“The stories I wrote were different than anything I’d written in Canada,” Burgmann said. “I made opportunities to engage with characters from champion Muay Thai fighters to Kachin rebels in Myanmar’s far north. Writing stories about these people opened up my world. I yearn to keep collecting and sharing these stories on a bigger scale, and believe obtaining my MJ at HKU is the most direct path.”

Burgmann visited the Kachin Independence Organisation headquarters, in Myitkyina, Myanmar, and trained with a Muay Thai champion during her first visit to Asia in 2013

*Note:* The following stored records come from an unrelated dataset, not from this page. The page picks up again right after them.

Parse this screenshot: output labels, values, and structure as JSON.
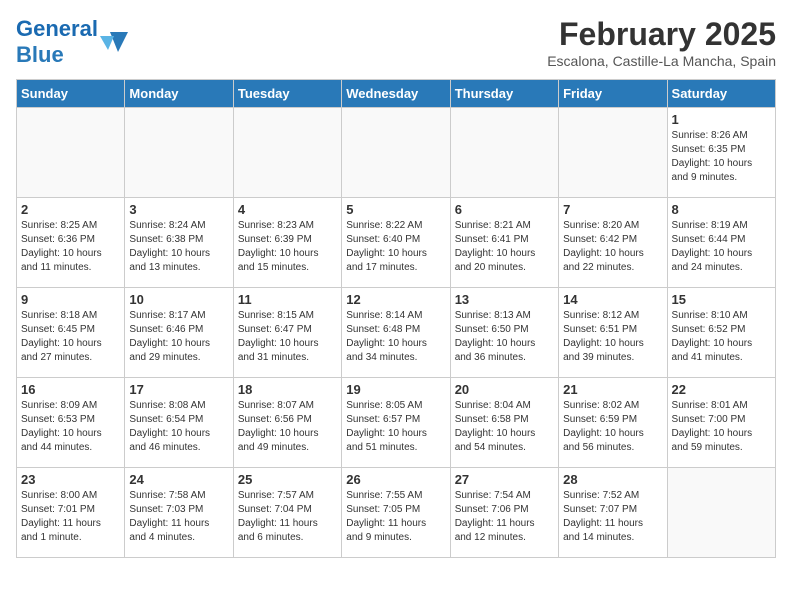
{
  "header": {
    "logo_general": "General",
    "logo_blue": "Blue",
    "month_title": "February 2025",
    "location": "Escalona, Castille-La Mancha, Spain"
  },
  "days_of_week": [
    "Sunday",
    "Monday",
    "Tuesday",
    "Wednesday",
    "Thursday",
    "Friday",
    "Saturday"
  ],
  "weeks": [
    [
      {
        "day": "",
        "info": ""
      },
      {
        "day": "",
        "info": ""
      },
      {
        "day": "",
        "info": ""
      },
      {
        "day": "",
        "info": ""
      },
      {
        "day": "",
        "info": ""
      },
      {
        "day": "",
        "info": ""
      },
      {
        "day": "1",
        "info": "Sunrise: 8:26 AM\nSunset: 6:35 PM\nDaylight: 10 hours\nand 9 minutes."
      }
    ],
    [
      {
        "day": "2",
        "info": "Sunrise: 8:25 AM\nSunset: 6:36 PM\nDaylight: 10 hours\nand 11 minutes."
      },
      {
        "day": "3",
        "info": "Sunrise: 8:24 AM\nSunset: 6:38 PM\nDaylight: 10 hours\nand 13 minutes."
      },
      {
        "day": "4",
        "info": "Sunrise: 8:23 AM\nSunset: 6:39 PM\nDaylight: 10 hours\nand 15 minutes."
      },
      {
        "day": "5",
        "info": "Sunrise: 8:22 AM\nSunset: 6:40 PM\nDaylight: 10 hours\nand 17 minutes."
      },
      {
        "day": "6",
        "info": "Sunrise: 8:21 AM\nSunset: 6:41 PM\nDaylight: 10 hours\nand 20 minutes."
      },
      {
        "day": "7",
        "info": "Sunrise: 8:20 AM\nSunset: 6:42 PM\nDaylight: 10 hours\nand 22 minutes."
      },
      {
        "day": "8",
        "info": "Sunrise: 8:19 AM\nSunset: 6:44 PM\nDaylight: 10 hours\nand 24 minutes."
      }
    ],
    [
      {
        "day": "9",
        "info": "Sunrise: 8:18 AM\nSunset: 6:45 PM\nDaylight: 10 hours\nand 27 minutes."
      },
      {
        "day": "10",
        "info": "Sunrise: 8:17 AM\nSunset: 6:46 PM\nDaylight: 10 hours\nand 29 minutes."
      },
      {
        "day": "11",
        "info": "Sunrise: 8:15 AM\nSunset: 6:47 PM\nDaylight: 10 hours\nand 31 minutes."
      },
      {
        "day": "12",
        "info": "Sunrise: 8:14 AM\nSunset: 6:48 PM\nDaylight: 10 hours\nand 34 minutes."
      },
      {
        "day": "13",
        "info": "Sunrise: 8:13 AM\nSunset: 6:50 PM\nDaylight: 10 hours\nand 36 minutes."
      },
      {
        "day": "14",
        "info": "Sunrise: 8:12 AM\nSunset: 6:51 PM\nDaylight: 10 hours\nand 39 minutes."
      },
      {
        "day": "15",
        "info": "Sunrise: 8:10 AM\nSunset: 6:52 PM\nDaylight: 10 hours\nand 41 minutes."
      }
    ],
    [
      {
        "day": "16",
        "info": "Sunrise: 8:09 AM\nSunset: 6:53 PM\nDaylight: 10 hours\nand 44 minutes."
      },
      {
        "day": "17",
        "info": "Sunrise: 8:08 AM\nSunset: 6:54 PM\nDaylight: 10 hours\nand 46 minutes."
      },
      {
        "day": "18",
        "info": "Sunrise: 8:07 AM\nSunset: 6:56 PM\nDaylight: 10 hours\nand 49 minutes."
      },
      {
        "day": "19",
        "info": "Sunrise: 8:05 AM\nSunset: 6:57 PM\nDaylight: 10 hours\nand 51 minutes."
      },
      {
        "day": "20",
        "info": "Sunrise: 8:04 AM\nSunset: 6:58 PM\nDaylight: 10 hours\nand 54 minutes."
      },
      {
        "day": "21",
        "info": "Sunrise: 8:02 AM\nSunset: 6:59 PM\nDaylight: 10 hours\nand 56 minutes."
      },
      {
        "day": "22",
        "info": "Sunrise: 8:01 AM\nSunset: 7:00 PM\nDaylight: 10 hours\nand 59 minutes."
      }
    ],
    [
      {
        "day": "23",
        "info": "Sunrise: 8:00 AM\nSunset: 7:01 PM\nDaylight: 11 hours\nand 1 minute."
      },
      {
        "day": "24",
        "info": "Sunrise: 7:58 AM\nSunset: 7:03 PM\nDaylight: 11 hours\nand 4 minutes."
      },
      {
        "day": "25",
        "info": "Sunrise: 7:57 AM\nSunset: 7:04 PM\nDaylight: 11 hours\nand 6 minutes."
      },
      {
        "day": "26",
        "info": "Sunrise: 7:55 AM\nSunset: 7:05 PM\nDaylight: 11 hours\nand 9 minutes."
      },
      {
        "day": "27",
        "info": "Sunrise: 7:54 AM\nSunset: 7:06 PM\nDaylight: 11 hours\nand 12 minutes."
      },
      {
        "day": "28",
        "info": "Sunrise: 7:52 AM\nSunset: 7:07 PM\nDaylight: 11 hours\nand 14 minutes."
      },
      {
        "day": "",
        "info": ""
      }
    ]
  ]
}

“One of my editors in Canada once told me that after he launched into his passion career, he wondered why he hadn’t done it ten years sooner. I left a reporting job at home for my MJ in Hong Kong because I’m determined not to become complacent,” she added.

Kristina Shperlik has a degree from Moscow State University and had been working as a journalist in Russia for six years already when she decided to apply for the MJ programme.

“I was deeply impressed by the descriptions of the internship experiences that previous students had. It’s very uncommon to suddenly find yourself working in Nepal, Mongolia or Vietnam,” said Shperlik, who is herself now completing an internship at the Nepali Times during the winter break in her studies.

“Asia right now is a great place for a journalist to be, as a lot of events are happening here and a lot of possible stories can be written,” said Shperlik. “Hong Kong itself has world-famous newspapers, TV channels and other media organisations.”

Shperlik, who graduated from Moscow State University and had been working as a journalist in Russia for six years before joining the MJ programme, is now on internship at the Nepali Times

Shperlik, who has worked on stories about Japanese strawberry farming and potential political tensions between ‘the valleys’ and ‘the mountains’ after the passing of a new constitution last year since arriving in Nepal, was also curious to see how English-speaking journalism works, and whether the obstacles it faces are the same as in Russia.

“I think that as journalists in different countries, we follow exactly the same patterns—the most important rules about how to write and report, how to deal with ethics, and how to find your stories are pretty much the same,” she said. “However, it is useful to know how to write in English professionally, as it can help you to increase your audience significantly.”

Follow Meccheri on Twitter here, Burgmann here, and Shperlik here.

The application period to join the Master of Journalism programme for the 2017‒18 academic year is now open. To learn more, click here.